ASSIGNED TASK —
Look through the records, and wherever the string "static" turns up, copy out that line.

INPUT RECORDS —
--- START ---

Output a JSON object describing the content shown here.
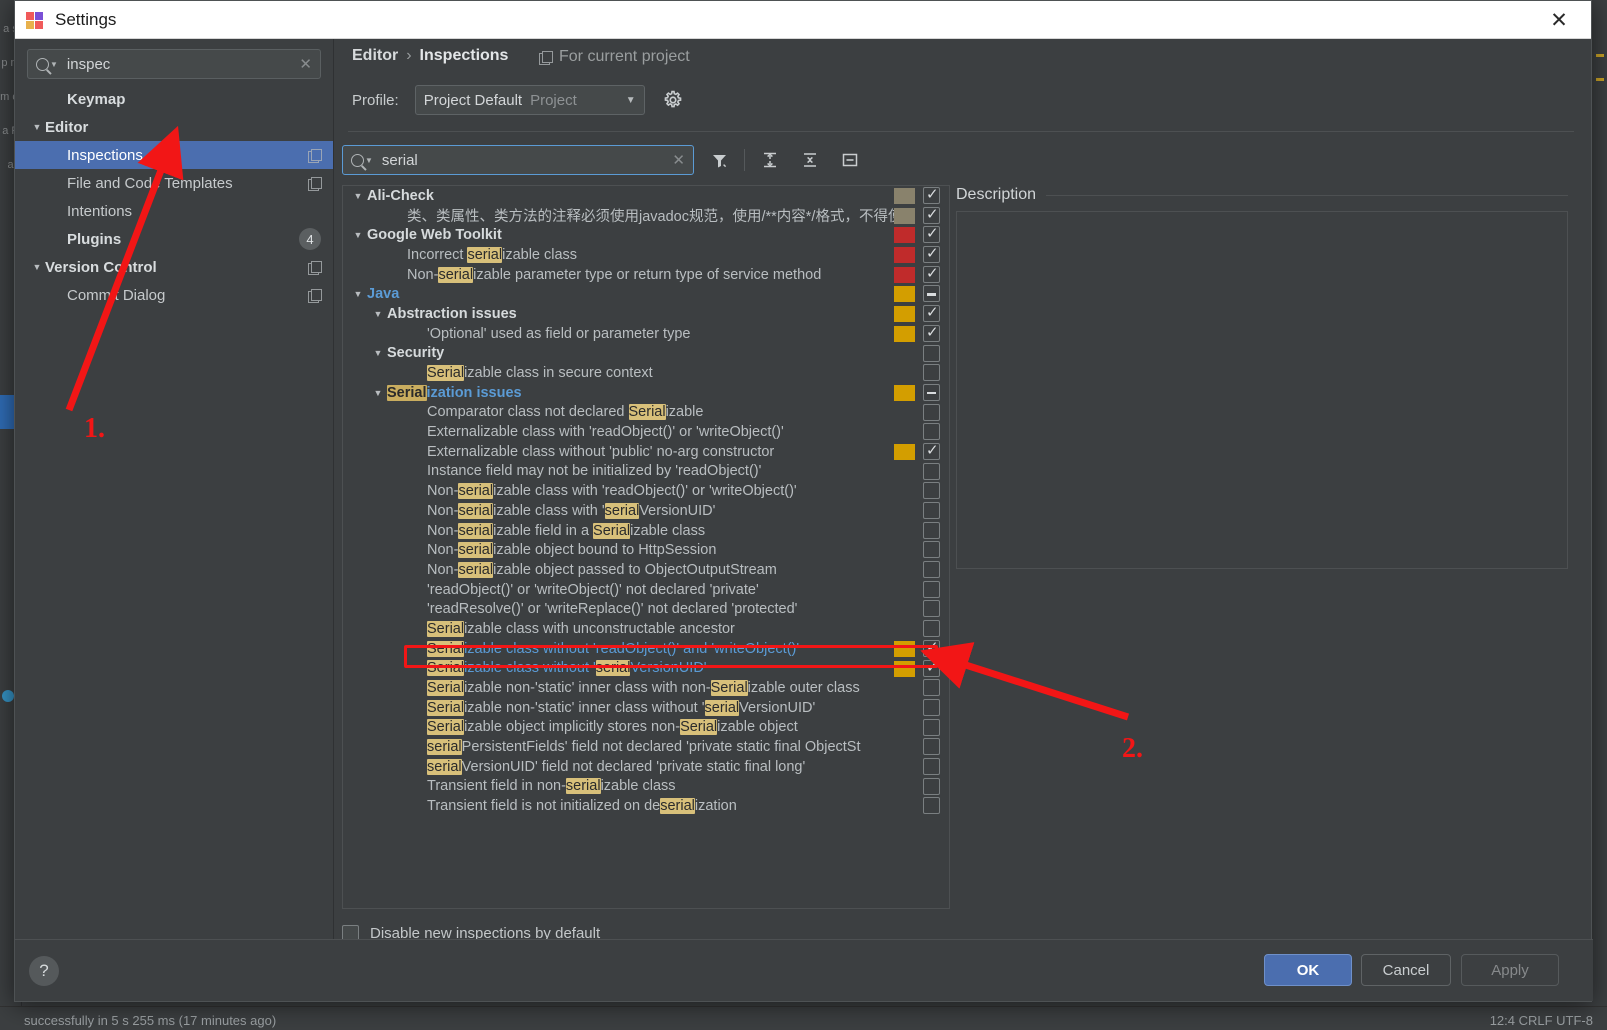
{
  "window": {
    "title": "Settings",
    "close_label": "✕",
    "app_icon": "intellij-idea-icon"
  },
  "sidebar": {
    "search": {
      "value": "inspec",
      "placeholder": "Search settings",
      "icon": "search-icon",
      "clear_icon": "clear-icon"
    },
    "items": [
      {
        "label": "Keymap",
        "indent": 1,
        "bold": true,
        "arrow": "",
        "copy": false,
        "badge": "",
        "selected": false
      },
      {
        "label": "Editor",
        "indent": 0,
        "bold": true,
        "arrow": "▼",
        "copy": false,
        "badge": "",
        "selected": false
      },
      {
        "label": "Inspections",
        "indent": 1,
        "bold": false,
        "arrow": "",
        "copy": true,
        "badge": "",
        "selected": true
      },
      {
        "label": "File and Code Templates",
        "indent": 1,
        "bold": false,
        "arrow": "",
        "copy": true,
        "badge": "",
        "selected": false
      },
      {
        "label": "Intentions",
        "indent": 1,
        "bold": false,
        "arrow": "",
        "copy": false,
        "badge": "",
        "selected": false
      },
      {
        "label": "Plugins",
        "indent": 1,
        "bold": true,
        "arrow": "",
        "copy": false,
        "badge": "4",
        "selected": false
      },
      {
        "label": "Version Control",
        "indent": 0,
        "bold": true,
        "arrow": "▼",
        "copy": true,
        "badge": "",
        "selected": false
      },
      {
        "label": "Commit Dialog",
        "indent": 1,
        "bold": false,
        "arrow": "",
        "copy": true,
        "badge": "",
        "selected": false
      }
    ]
  },
  "main": {
    "breadcrumb": {
      "parent": "Editor",
      "separator": "›",
      "current": "Inspections"
    },
    "scope": {
      "label": "For current project",
      "icon": "copy-scope-icon"
    },
    "profile": {
      "label": "Profile:",
      "value": "Project Default",
      "value_suffix": "Project",
      "caret": "▼",
      "gear_icon": "gear-icon"
    },
    "filter": {
      "value": "serial",
      "placeholder": "Filter inspections",
      "icon": "search-icon",
      "clear_icon": "clear-icon",
      "buttons": [
        {
          "name": "filter-button",
          "icon": "funnel-icon"
        },
        {
          "name": "expand-all-button",
          "icon": "expand-all-icon"
        },
        {
          "name": "collapse-all-button",
          "icon": "collapse-all-icon"
        },
        {
          "name": "show-only-enabled-button",
          "icon": "minus-box-icon"
        }
      ]
    },
    "description": {
      "title": "Description",
      "content": ""
    },
    "disable_new": {
      "label": "Disable new inspections by default",
      "checked": false
    }
  },
  "tree": {
    "rows": [
      {
        "indent": 0,
        "twisty": "▼",
        "group": true,
        "blue": false,
        "parts": [
          {
            "t": "Ali-Check",
            "h": false
          }
        ],
        "sev": "gray",
        "cb": "on"
      },
      {
        "indent": 2,
        "twisty": "",
        "group": false,
        "blue": false,
        "parts": [
          {
            "t": "类、类属性、类方法的注释必须使用javadoc规范，使用/**内容*/格式，不得使",
            "h": false
          }
        ],
        "sev": "gray",
        "cb": "on"
      },
      {
        "indent": 0,
        "twisty": "▼",
        "group": true,
        "blue": false,
        "parts": [
          {
            "t": "Google Web Toolkit",
            "h": false
          }
        ],
        "sev": "err",
        "cb": "on"
      },
      {
        "indent": 2,
        "twisty": "",
        "group": false,
        "blue": false,
        "parts": [
          {
            "t": "Incorrect ",
            "h": false
          },
          {
            "t": "serial",
            "h": true
          },
          {
            "t": "izable class",
            "h": false
          }
        ],
        "sev": "err",
        "cb": "on"
      },
      {
        "indent": 2,
        "twisty": "",
        "group": false,
        "blue": false,
        "parts": [
          {
            "t": "Non-",
            "h": false
          },
          {
            "t": "serial",
            "h": true
          },
          {
            "t": "izable parameter type or return type of service method",
            "h": false
          }
        ],
        "sev": "err",
        "cb": "on"
      },
      {
        "indent": 0,
        "twisty": "▼",
        "group": true,
        "blue": true,
        "parts": [
          {
            "t": "Java",
            "h": false
          }
        ],
        "sev": "warn",
        "cb": "part"
      },
      {
        "indent": 1,
        "twisty": "▼",
        "group": true,
        "blue": false,
        "parts": [
          {
            "t": "Abstraction issues",
            "h": false
          }
        ],
        "sev": "warn",
        "cb": "on"
      },
      {
        "indent": 3,
        "twisty": "",
        "group": false,
        "blue": false,
        "parts": [
          {
            "t": "'Optional' used as field or parameter type",
            "h": false
          }
        ],
        "sev": "warn",
        "cb": "on"
      },
      {
        "indent": 1,
        "twisty": "▼",
        "group": true,
        "blue": false,
        "parts": [
          {
            "t": "Security",
            "h": false
          }
        ],
        "sev": "",
        "cb": "off"
      },
      {
        "indent": 3,
        "twisty": "",
        "group": false,
        "blue": false,
        "parts": [
          {
            "t": "Serial",
            "h": true
          },
          {
            "t": "izable class in secure context",
            "h": false
          }
        ],
        "sev": "",
        "cb": "off"
      },
      {
        "indent": 1,
        "twisty": "▼",
        "group": true,
        "blue": true,
        "parts": [
          {
            "t": "Serial",
            "h": true
          },
          {
            "t": "ization issues",
            "h": false
          }
        ],
        "sev": "warn",
        "cb": "part"
      },
      {
        "indent": 3,
        "twisty": "",
        "group": false,
        "blue": false,
        "parts": [
          {
            "t": "Comparator class not declared ",
            "h": false
          },
          {
            "t": "Serial",
            "h": true
          },
          {
            "t": "izable",
            "h": false
          }
        ],
        "sev": "",
        "cb": "off"
      },
      {
        "indent": 3,
        "twisty": "",
        "group": false,
        "blue": false,
        "parts": [
          {
            "t": "Externalizable class with 'readObject()' or 'writeObject()'",
            "h": false
          }
        ],
        "sev": "",
        "cb": "off"
      },
      {
        "indent": 3,
        "twisty": "",
        "group": false,
        "blue": false,
        "parts": [
          {
            "t": "Externalizable class without 'public' no-arg constructor",
            "h": false
          }
        ],
        "sev": "warn",
        "cb": "on"
      },
      {
        "indent": 3,
        "twisty": "",
        "group": false,
        "blue": false,
        "parts": [
          {
            "t": "Instance field may not be initialized by 'readObject()'",
            "h": false
          }
        ],
        "sev": "",
        "cb": "off"
      },
      {
        "indent": 3,
        "twisty": "",
        "group": false,
        "blue": false,
        "parts": [
          {
            "t": "Non-",
            "h": false
          },
          {
            "t": "serial",
            "h": true
          },
          {
            "t": "izable class with 'readObject()' or 'writeObject()'",
            "h": false
          }
        ],
        "sev": "",
        "cb": "off"
      },
      {
        "indent": 3,
        "twisty": "",
        "group": false,
        "blue": false,
        "parts": [
          {
            "t": "Non-",
            "h": false
          },
          {
            "t": "serial",
            "h": true
          },
          {
            "t": "izable class with '",
            "h": false
          },
          {
            "t": "serial",
            "h": true
          },
          {
            "t": "VersionUID'",
            "h": false
          }
        ],
        "sev": "",
        "cb": "off"
      },
      {
        "indent": 3,
        "twisty": "",
        "group": false,
        "blue": false,
        "parts": [
          {
            "t": "Non-",
            "h": false
          },
          {
            "t": "serial",
            "h": true
          },
          {
            "t": "izable field in a ",
            "h": false
          },
          {
            "t": "Serial",
            "h": true
          },
          {
            "t": "izable class",
            "h": false
          }
        ],
        "sev": "",
        "cb": "off"
      },
      {
        "indent": 3,
        "twisty": "",
        "group": false,
        "blue": false,
        "parts": [
          {
            "t": "Non-",
            "h": false
          },
          {
            "t": "serial",
            "h": true
          },
          {
            "t": "izable object bound to HttpSession",
            "h": false
          }
        ],
        "sev": "",
        "cb": "off"
      },
      {
        "indent": 3,
        "twisty": "",
        "group": false,
        "blue": false,
        "parts": [
          {
            "t": "Non-",
            "h": false
          },
          {
            "t": "serial",
            "h": true
          },
          {
            "t": "izable object passed to ObjectOutputStream",
            "h": false
          }
        ],
        "sev": "",
        "cb": "off"
      },
      {
        "indent": 3,
        "twisty": "",
        "group": false,
        "blue": false,
        "parts": [
          {
            "t": "'readObject()' or 'writeObject()' not declared 'private'",
            "h": false
          }
        ],
        "sev": "",
        "cb": "off"
      },
      {
        "indent": 3,
        "twisty": "",
        "group": false,
        "blue": false,
        "parts": [
          {
            "t": "'readResolve()' or 'writeReplace()' not declared 'protected'",
            "h": false
          }
        ],
        "sev": "",
        "cb": "off"
      },
      {
        "indent": 3,
        "twisty": "",
        "group": false,
        "blue": false,
        "parts": [
          {
            "t": "Serial",
            "h": true
          },
          {
            "t": "izable class with unconstructable ancestor",
            "h": false
          }
        ],
        "sev": "",
        "cb": "off"
      },
      {
        "indent": 3,
        "twisty": "",
        "group": false,
        "blue": true,
        "parts": [
          {
            "t": "Serial",
            "h": true
          },
          {
            "t": "izable class without 'readObject()' and 'writeObject()'",
            "h": false
          }
        ],
        "sev": "warn",
        "cb": "on"
      },
      {
        "indent": 3,
        "twisty": "",
        "group": false,
        "blue": true,
        "parts": [
          {
            "t": "Serial",
            "h": true
          },
          {
            "t": "izable class without '",
            "h": false
          },
          {
            "t": "serial",
            "h": true
          },
          {
            "t": "VersionUID'",
            "h": false
          }
        ],
        "sev": "warn",
        "cb": "on"
      },
      {
        "indent": 3,
        "twisty": "",
        "group": false,
        "blue": false,
        "parts": [
          {
            "t": "Serial",
            "h": true
          },
          {
            "t": "izable non-'static' inner class with non-",
            "h": false
          },
          {
            "t": "Serial",
            "h": true
          },
          {
            "t": "izable outer class",
            "h": false
          }
        ],
        "sev": "",
        "cb": "off"
      },
      {
        "indent": 3,
        "twisty": "",
        "group": false,
        "blue": false,
        "parts": [
          {
            "t": "Serial",
            "h": true
          },
          {
            "t": "izable non-'static' inner class without '",
            "h": false
          },
          {
            "t": "serial",
            "h": true
          },
          {
            "t": "VersionUID'",
            "h": false
          }
        ],
        "sev": "",
        "cb": "off"
      },
      {
        "indent": 3,
        "twisty": "",
        "group": false,
        "blue": false,
        "parts": [
          {
            "t": "Serial",
            "h": true
          },
          {
            "t": "izable object implicitly stores non-",
            "h": false
          },
          {
            "t": "Serial",
            "h": true
          },
          {
            "t": "izable object",
            "h": false
          }
        ],
        "sev": "",
        "cb": "off"
      },
      {
        "indent": 3,
        "twisty": "",
        "group": false,
        "blue": false,
        "parts": [
          {
            "t": "serial",
            "h": true
          },
          {
            "t": "PersistentFields' field not declared 'private static final ObjectSt",
            "h": false
          }
        ],
        "sev": "",
        "cb": "off"
      },
      {
        "indent": 3,
        "twisty": "",
        "group": false,
        "blue": false,
        "parts": [
          {
            "t": "serial",
            "h": true
          },
          {
            "t": "VersionUID' field not declared 'private static final long'",
            "h": false
          }
        ],
        "sev": "",
        "cb": "off"
      },
      {
        "indent": 3,
        "twisty": "",
        "group": false,
        "blue": false,
        "parts": [
          {
            "t": "Transient field in non-",
            "h": false
          },
          {
            "t": "serial",
            "h": true
          },
          {
            "t": "izable class",
            "h": false
          }
        ],
        "sev": "",
        "cb": "off"
      },
      {
        "indent": 3,
        "twisty": "",
        "group": false,
        "blue": false,
        "parts": [
          {
            "t": "Transient field is not initialized on de",
            "h": false
          },
          {
            "t": "serial",
            "h": true
          },
          {
            "t": "ization",
            "h": false
          }
        ],
        "sev": "",
        "cb": "off"
      }
    ]
  },
  "footer": {
    "help_label": "?",
    "ok_label": "OK",
    "cancel_label": "Cancel",
    "apply_label": "Apply"
  },
  "annotations": {
    "step1": "1.",
    "step2": "2.",
    "color": "#f21616"
  },
  "ide": {
    "status_left": "successfully in 5 s 255 ms (17 minutes ago)",
    "status_right": "12:4   CRLF  UTF-8"
  }
}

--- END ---

ANSWER BOX —
            "t": "izable non-'static' inner class with non-",
            "t": "izable non-'static' inner class without '",
            "t": "PersistentFields' field not declared 'private static final ObjectSt",
            "t": "VersionUID' field not declared 'private static final long'",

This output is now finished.